Download a PDF of the Fact sheet: Guidance for registered dental practitioners using and supplying teeth whitening products (81.2 KB,PDF)
Why: The Dental Board of Australia (the Board) has developed this fact sheet as part of its role to protect the public. It will help you understand your obligations when you use teeth whitening products in your clinic, give them to patients for home use or advertise them.
How: When using teeth whitening products, you need to practise safely and lawfully.
What: The Board expects you to practise in line with:
Who: The Board and the Australian Health Practitioner Regulation Agency (Ahpra) work together to regulate dental practitioners.
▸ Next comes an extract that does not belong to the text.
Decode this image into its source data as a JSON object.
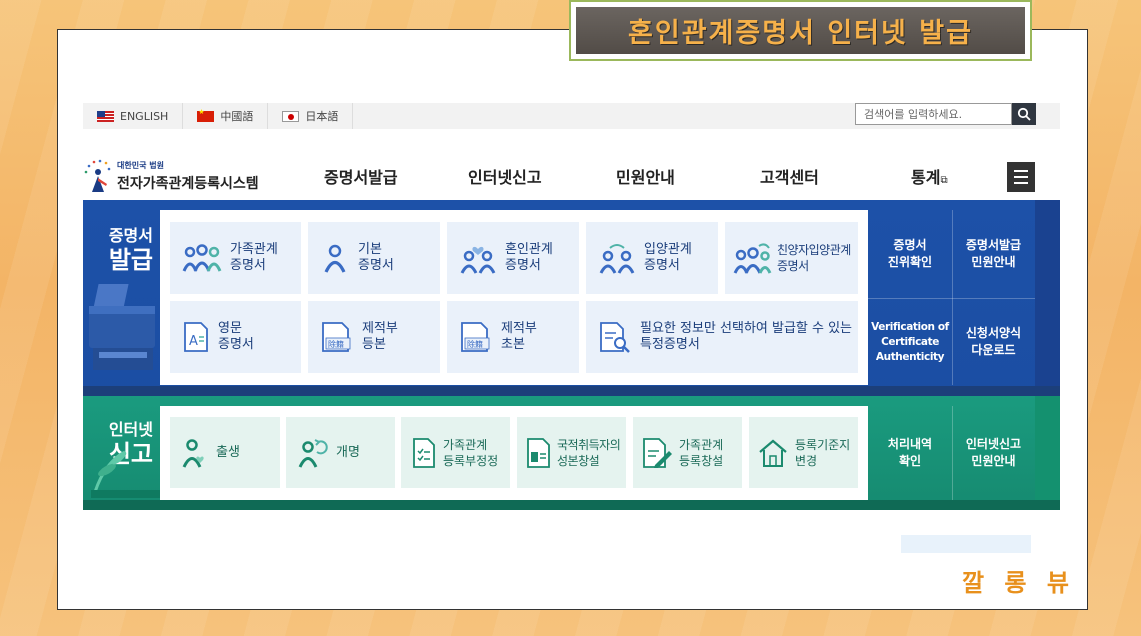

The Therapeutic Goods Association (TGA), the Australian Competition and Consumer Commission (ACCC), and state and territory health departments regulate activities relevant to the use of teeth whitening products.
As part of its role to protect the public and regulate all registered dental practitioners, the Board publishes guidance, including FAQs and fact sheets such as this. This guidance explains practitioners’ professional obligations for a specific matter and helps them comply.
As a registered dental practitioner, you have a duty of care to your patients and you must practise safely and effectively. In this case, you have obligations when you use teeth whitening products in your clinic or when you give your patients the products to use at home.
Under the Poisons Standard, and state and territory medicines and poisons laws, only registered dental practitioners can use and supply high concentration teeth whitening products, which have either:
The Board expects you to use professional judgement when making clinical decisions about teeth whitening products, of all concentrations. You can do this by:
Justifying the treatment includes knowing the patient’s expectations of the products and explaining the risks. Before any treatment, you must ensure the patient has reasonable expectations and understands the risks. You must have and document their informed consent, including financial consent.
No current laws or regulations limit teeth whitening products to in-clinic use. However, before you give a patient teeth whitening products to use at home, you should determine if they are a suitable candidate by:
Any person or business that advertises teeth whitening products must understand and comply with regulators’ requirements. This means that the Board expects you to follow:
The Poisons Standard sets controls on high concentration teeth whitening products in Australia. This bans people who are not registered dental practitioners from using, supplying and selling these products.
The Poisons Standard sets requirements for product labelling, storage and disposal that might apply.
Most of the requirements under the Poisons Standard are incorporated into state and territory medicines and poisons laws. You must be aware of the medicines and poisons laws that apply in your state or territory.
When you give a patient teeth whitening products to use at home, you should consider your obligations as a supplier under the ACL and any relevant consumer issues. This may include any:
The Board’s codes, registration standards and guidelines set out professional practice requirements:
Explain that your advertising must not:
The Board works with Ahpra and the other National Boards to implement the National Registration and Accreditation Scheme under the National Law. Its core role is to protect the public by regulating registered dental practitioners in Australia.
The Board’s guidance may relate to a specific topic and refer to laws or other regulators where relevant, such as below. But the Board does not issue standards or guidelines about specific practice areas, so that practitioners can meet their patients’ needs in a range of clinical settings.
The TGA is the federal government’s medicine and therapeutic regulatory agency. It:
State and territory health departments enforce local medicines and poisons laws through their medicines and poisons regulation units.
The ACCC is the national competition regulator. As an independent statutory authority, it:
This fact sheet will be reviewed as needed, but generally every three years.